World’s largest LNG vessel named at Korean shipyard

The following is the text of a press release issued by Lloyd’s Register:
(GEOJE ISLAND, South Korea) — International gas shipping entered a new era today when the world’s largest LNG vessel — classed by Lloyd’s Register — was named in front of a huge crowd of dignitaries at Samsung Heavy Industry’s (SHI) massive
shipyard on Geoje Island, South Korea.
Ordered and to be operated by the Qatar Gas Transport Company (Nakilat),
Mozah, the first “Q-Max”-sized vessel with a capacity for 266,000
cubic-metres of LNG, will carry almost 80 per cent more cargo than
conventional ships. These new models are expected to spearhead long haul
gas shipping to the United States and Europe as the industrialised world
continues its search for cleaner energy products.
“We are very proud to have been involved in the design and construction of
these revolutionary new vessels, which are destined to make a cleaner form
of energy available to more of the world’s consumers,” David Moorhouse,
Chairman of the Lloyd’s Register Group, said at the naming ceremony today.
“As the classification society of choice for nine of the first 10 Q-Max
LNG vessels – including the very first — this project further enhances
Lloyd’s Register’s reputation as a technology leader in this important and
growing sector.”
The Q-Max model – “Q” for Qatar and “Max” for the maximum size of ship
able to dock at the LNG terminals in Qatar – features slow-speed diesel
engines that are more fuel- and thermally efficient than steam turbines,
resulting in about a 30% reduction in overall emissions. In short, they
represent a cleaner way to safely transport cleaner energy.
The improved economies of scale inherent in the much larger comparative
load capacity also are expected to reduce shipping costs – which typically
have accounted for about one-third of the price for LNG — by about 30%.
Andy Richardson, Shipping Project Manager for the Qatargas Operating
Company Ltd., said that improving the industry’s strong performance record
for safety, quality, operability and maintainability was at the forefront
of his team’s thinking throughout the conception, design and construction
stages for these innovative vessels, and their smaller “Q-Flex”
sister-ships, which were previously the world’s largest.
“The adoption of new technology after rigorous qualification processes
allowed significant economies of scale to be achieved,” Mr Richardson
said. “Redundant, highly efficient propulsion systems and onboard
re-liquefaction have realised operational efficiencies and a reduction in
emissions. We believe these changes will provide meaningful benefits to
all within the customer supplier chain, forever changing the traditional

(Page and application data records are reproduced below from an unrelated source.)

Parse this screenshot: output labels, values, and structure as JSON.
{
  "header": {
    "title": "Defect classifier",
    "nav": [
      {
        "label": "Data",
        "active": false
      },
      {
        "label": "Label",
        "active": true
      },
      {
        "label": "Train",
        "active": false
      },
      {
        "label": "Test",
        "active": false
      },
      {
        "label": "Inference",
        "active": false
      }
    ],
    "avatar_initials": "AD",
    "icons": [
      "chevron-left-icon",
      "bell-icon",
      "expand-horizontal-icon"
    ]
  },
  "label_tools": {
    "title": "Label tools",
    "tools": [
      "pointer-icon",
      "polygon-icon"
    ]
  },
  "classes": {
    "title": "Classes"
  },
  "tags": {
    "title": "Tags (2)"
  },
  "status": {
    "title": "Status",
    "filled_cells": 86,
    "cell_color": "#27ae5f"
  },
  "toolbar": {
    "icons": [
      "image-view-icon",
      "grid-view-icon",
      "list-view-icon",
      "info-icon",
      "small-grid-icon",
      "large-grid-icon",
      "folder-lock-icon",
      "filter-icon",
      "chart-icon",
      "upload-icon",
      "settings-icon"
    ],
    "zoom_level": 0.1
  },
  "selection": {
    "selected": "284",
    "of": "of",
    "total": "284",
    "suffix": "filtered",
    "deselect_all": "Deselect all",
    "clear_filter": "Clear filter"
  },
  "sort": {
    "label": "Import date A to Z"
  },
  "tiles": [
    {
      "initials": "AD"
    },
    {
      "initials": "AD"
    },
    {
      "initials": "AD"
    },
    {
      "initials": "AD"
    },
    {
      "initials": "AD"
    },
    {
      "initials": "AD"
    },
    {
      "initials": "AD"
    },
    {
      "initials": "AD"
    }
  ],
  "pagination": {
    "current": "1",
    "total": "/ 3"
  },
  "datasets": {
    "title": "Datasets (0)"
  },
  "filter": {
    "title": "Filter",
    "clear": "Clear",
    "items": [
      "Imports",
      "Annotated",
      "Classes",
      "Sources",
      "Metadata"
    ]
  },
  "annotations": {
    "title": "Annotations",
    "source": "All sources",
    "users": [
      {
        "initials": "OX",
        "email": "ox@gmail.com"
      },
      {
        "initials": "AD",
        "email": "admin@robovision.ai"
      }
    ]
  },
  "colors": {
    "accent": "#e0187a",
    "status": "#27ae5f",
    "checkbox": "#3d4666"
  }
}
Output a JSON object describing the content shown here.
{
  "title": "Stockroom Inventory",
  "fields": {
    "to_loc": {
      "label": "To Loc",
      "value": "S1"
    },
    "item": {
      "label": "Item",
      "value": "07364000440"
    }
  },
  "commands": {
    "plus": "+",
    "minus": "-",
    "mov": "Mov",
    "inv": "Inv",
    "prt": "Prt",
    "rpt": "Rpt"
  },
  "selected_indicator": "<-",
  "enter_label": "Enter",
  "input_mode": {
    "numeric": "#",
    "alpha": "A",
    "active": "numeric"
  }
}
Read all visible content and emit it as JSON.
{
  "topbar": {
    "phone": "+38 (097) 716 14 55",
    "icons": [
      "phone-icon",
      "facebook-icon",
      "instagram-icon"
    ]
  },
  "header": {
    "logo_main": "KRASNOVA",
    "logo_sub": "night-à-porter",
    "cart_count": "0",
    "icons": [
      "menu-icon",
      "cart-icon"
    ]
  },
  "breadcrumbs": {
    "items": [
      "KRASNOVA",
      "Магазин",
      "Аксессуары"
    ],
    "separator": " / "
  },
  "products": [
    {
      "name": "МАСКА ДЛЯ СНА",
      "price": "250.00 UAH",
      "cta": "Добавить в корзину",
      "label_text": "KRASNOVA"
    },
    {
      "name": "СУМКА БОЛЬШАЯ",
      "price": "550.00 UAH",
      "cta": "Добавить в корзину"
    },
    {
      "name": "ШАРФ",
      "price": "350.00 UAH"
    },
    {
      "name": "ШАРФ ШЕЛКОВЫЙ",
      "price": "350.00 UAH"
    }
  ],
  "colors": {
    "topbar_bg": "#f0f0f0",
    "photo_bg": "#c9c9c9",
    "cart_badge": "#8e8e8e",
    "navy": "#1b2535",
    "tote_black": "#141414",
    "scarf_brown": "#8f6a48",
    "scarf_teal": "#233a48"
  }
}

paradigm of LNG transportation.”
“With 45 of these new generation vessels contracted for delivery from the
three leading Korean yards, co-operation and team work has been an
essential ingredient for success,” he said. “We have valued the continuous
support of Lloyd’s Register in meeting the challenges we set, and I am
extremely proud of what has been achieved.”
Lloyd’s Register is the world’s leading classification society for LNG
vessels with 39% of the existing fleet under its class, a proportion that
is destined to grow with the delivery of the new Q-Maxes in the next two
In all, 14 Q-Max and 31 Q-Flex-sized LNG ships have been ordered from the
big three Korean shipbuilders by Qatari interests and their partners, 17
of which will be built to Lloyd’s Register class.
As a tribute to the contribution that Lloyd’s Register has made to the
development of the Q-Max and Q-Flex ships, SHI on Thursday presented
Chairman Moorhouse with an almost two-metre long scale model of the Mozah.
By Professional Mariner Staff